The connection between the SDGs and Scotland inspired us to create the world’s first SDG Tartan. This project aims to promote the SDGs in Scotland and worldwide by creating an easily recognised visual symbol, which also clearly links to Scottish culture and history by using a tartan. Tartan is an important symbol in Scotland, and it is also the perfect metaphor for the importance of looking at the SDGs as an interconnected unit, rather than looking at each SDG individually.
Why a Tartan?
Tartan has a rich history in Scotland and is an important symbol of Scottish culture and traditions. For that reason, it was also banned by the Dress Act of 1746 in attempt to strengthen government control in Scotland. After the act was repealed in 1782, tartan highland dress was adopted as a national dress of Scotland. The strong historical link between Scottish culture and tartan is why we chose it as a symbol for Scotland’s dedication to the SDGs.
The SDG Tartan
The tartan uses all 17 colours of the SDGs. The colours for the tartan were carefully chosen: the thicker horizontal stripes are the for the SDGs representing the biosphere – SDG6, SDG13, SDG14, SDG15. They are horizontal as they are the fundamental basis for all the other SDGs that cut across them. The thicker vertical stripes represent SDG8 – the SDG most important for financial services, SDG10 – the favourite SDG of Scotland’s First Minister, and SDG17 – representing the importance of partnerships globally and for achieving the aims of the Global Ethical Finance Initiative
Hover the stripes to see the colour structure
Take urgent action to combat climate change and its impacts
Protect, restore and promote sustainable use of terrestrial ecosystems, sustainably manage forests, combat desertification, and halt and reverse land degradation and halt biodiversity loss
Ensure inclusive and equitable quality education and promote lifelong learning opportunities for all
Ensure availability and sustainable management of water and sanitation for all
Ensure sustainable consumption and production patterns
Make cities and human settlements inclusive, safe, resilient and sustainable
Conserve and sustainably use the oceans, seas and marine resources for sustainable development
End poverty in all its forms everywhere
Strengthen the means of implementation and revitalize the global partnership for sustainable development
Build resilient infrastructure, promote inclusive and sustainable industrialization and foster innovation
End hunger, achieve food security and improved nutrition and promote sustainable agriculture
Promote peaceful and inclusive societies for sustainable development, provide access to justice for all and build effective, accountable and inclusive institutions at all levels
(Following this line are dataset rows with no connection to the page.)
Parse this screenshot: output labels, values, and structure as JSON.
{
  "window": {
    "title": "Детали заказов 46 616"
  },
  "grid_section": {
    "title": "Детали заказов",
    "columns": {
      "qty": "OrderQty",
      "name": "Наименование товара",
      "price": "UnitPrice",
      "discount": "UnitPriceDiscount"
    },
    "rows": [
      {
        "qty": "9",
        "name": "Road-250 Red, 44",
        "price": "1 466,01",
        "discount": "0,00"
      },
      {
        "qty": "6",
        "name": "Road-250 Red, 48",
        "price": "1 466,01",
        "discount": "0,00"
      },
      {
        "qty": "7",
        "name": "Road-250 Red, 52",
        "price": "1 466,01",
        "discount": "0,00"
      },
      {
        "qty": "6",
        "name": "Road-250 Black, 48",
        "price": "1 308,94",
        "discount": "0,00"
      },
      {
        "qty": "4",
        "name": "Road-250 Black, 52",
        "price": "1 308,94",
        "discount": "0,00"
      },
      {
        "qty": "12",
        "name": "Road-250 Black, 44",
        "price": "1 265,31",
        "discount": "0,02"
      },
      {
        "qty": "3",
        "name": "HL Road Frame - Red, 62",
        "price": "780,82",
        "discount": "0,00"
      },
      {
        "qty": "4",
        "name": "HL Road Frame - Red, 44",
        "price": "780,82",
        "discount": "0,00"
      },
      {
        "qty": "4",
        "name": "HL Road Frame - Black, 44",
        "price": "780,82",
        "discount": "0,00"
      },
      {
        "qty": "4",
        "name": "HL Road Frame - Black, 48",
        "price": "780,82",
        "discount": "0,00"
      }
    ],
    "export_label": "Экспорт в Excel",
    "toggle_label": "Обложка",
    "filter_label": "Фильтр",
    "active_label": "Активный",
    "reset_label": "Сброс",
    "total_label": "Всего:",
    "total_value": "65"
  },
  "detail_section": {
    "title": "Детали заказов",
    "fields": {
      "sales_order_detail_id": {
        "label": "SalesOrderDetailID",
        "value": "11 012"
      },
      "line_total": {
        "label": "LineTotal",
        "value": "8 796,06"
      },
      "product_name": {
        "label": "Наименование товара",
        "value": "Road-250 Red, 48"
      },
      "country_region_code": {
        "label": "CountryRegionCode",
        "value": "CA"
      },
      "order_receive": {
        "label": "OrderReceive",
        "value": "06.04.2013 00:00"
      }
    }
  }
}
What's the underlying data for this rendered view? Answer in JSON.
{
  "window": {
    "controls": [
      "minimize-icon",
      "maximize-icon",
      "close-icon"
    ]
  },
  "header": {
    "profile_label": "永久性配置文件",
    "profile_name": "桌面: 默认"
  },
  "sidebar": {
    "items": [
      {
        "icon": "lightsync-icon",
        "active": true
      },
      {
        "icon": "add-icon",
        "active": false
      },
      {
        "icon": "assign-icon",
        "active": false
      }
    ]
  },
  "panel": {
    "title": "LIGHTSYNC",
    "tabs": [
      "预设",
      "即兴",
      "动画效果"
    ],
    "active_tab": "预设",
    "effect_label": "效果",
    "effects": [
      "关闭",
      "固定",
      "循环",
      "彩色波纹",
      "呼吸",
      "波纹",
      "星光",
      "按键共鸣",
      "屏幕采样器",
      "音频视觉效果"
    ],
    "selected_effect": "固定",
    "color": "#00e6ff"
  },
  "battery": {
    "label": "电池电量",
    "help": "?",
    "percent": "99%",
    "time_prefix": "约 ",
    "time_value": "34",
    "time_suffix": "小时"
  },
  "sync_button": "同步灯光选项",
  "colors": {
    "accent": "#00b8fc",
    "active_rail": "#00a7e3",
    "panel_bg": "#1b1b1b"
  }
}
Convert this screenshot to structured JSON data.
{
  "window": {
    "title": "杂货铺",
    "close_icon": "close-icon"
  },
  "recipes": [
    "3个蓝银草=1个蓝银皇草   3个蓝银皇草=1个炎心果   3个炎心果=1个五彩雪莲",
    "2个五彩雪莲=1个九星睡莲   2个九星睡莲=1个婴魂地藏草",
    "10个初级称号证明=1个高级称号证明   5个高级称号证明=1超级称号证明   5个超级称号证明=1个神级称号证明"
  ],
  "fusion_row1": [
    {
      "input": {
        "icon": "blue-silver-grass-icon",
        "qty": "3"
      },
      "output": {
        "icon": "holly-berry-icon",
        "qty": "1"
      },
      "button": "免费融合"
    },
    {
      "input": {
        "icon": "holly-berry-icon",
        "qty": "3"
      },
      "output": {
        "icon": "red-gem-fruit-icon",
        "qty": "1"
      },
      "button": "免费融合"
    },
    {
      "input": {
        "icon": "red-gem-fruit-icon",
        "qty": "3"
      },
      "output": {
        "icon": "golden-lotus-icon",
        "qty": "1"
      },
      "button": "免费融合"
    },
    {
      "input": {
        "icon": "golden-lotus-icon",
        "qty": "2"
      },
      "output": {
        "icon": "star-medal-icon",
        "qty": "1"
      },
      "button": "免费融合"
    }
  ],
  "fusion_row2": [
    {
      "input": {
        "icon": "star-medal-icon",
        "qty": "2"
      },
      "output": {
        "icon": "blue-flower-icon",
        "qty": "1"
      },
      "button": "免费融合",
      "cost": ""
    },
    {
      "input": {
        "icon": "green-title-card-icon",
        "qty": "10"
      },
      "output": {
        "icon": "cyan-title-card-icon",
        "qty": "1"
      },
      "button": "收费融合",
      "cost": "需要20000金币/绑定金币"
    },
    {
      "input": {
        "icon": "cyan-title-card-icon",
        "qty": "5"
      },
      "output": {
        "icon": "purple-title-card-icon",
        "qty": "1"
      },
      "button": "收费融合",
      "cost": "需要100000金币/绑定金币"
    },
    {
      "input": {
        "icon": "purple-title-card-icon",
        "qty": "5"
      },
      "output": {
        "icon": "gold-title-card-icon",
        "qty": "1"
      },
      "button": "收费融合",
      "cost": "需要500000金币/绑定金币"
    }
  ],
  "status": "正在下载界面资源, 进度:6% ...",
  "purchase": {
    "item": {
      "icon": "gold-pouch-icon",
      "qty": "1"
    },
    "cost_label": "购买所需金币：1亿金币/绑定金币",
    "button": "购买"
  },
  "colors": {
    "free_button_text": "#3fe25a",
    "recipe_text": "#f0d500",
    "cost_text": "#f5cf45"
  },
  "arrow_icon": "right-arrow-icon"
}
Reduce inequality within and among countries
Ensure healthy lives and promote well-being for all at all ages
Ensure access to affordable, reliable, sustainable and modern energy for all
Promote sustained, inclusive and sustainable economic growth, full and productive employment and decent work for all
Achieve gender equality and empower all women and girls
What are the SDGs?
The Sustainable Development Goals are a collection of 17 global goals to achieve a better and more sustainable future for all. They were set by United Nations General Assembly in 2015 as Goals to be delivered by the year 2030 and are seen as the successor to the Millennium Development Goals. Each of the goal targets a different challenge, but all of them are interconnected and often the key to success on one will require solving issues usually associated with another. For more information click here.
Why it matters?
Achieving the SDGs will help to create a better world, both for ourselves and for future generations, with clean water, a clean environment, equality and economic growth. To achieve the SDGs, it is essential that governments, corporations and financial institution alike adopt the SDGs as part of their decision-making. Our aim is to promote the adoption of the SDGs by these key players, particularly the financial sector. Scotland is one of a few countries in the world where the SDGs have been embeded into the National Performance Framework.
The SDGs have already had a positive impact on the world. Their adoption has shown great results, from helping combat poverty in Georgia to achieving clean energy targets in Estonia. For more information about the progress made due to SDGs click here.
About GEFI - What we do
This project was conducted as part of series of programmes to promote finance for positive change by the Global Ethical Finance Initiative (GEFI). GEFI brings together the world’s business, political and social leaders to build a fairer finance system for people and the planet.
We want a fairer system of financial management that delivers more than just profit.
If you would like to order a piece of the tartan please contact us at the below email.
We achieve this by engaging with key players in the finance sector, government and global institutions to run a series of projects; informing the public and promoting greater individual choice; collaborating with partners to make Edinburgh the global home of ethical finance; and delivering responsible banking and investment through policy reform.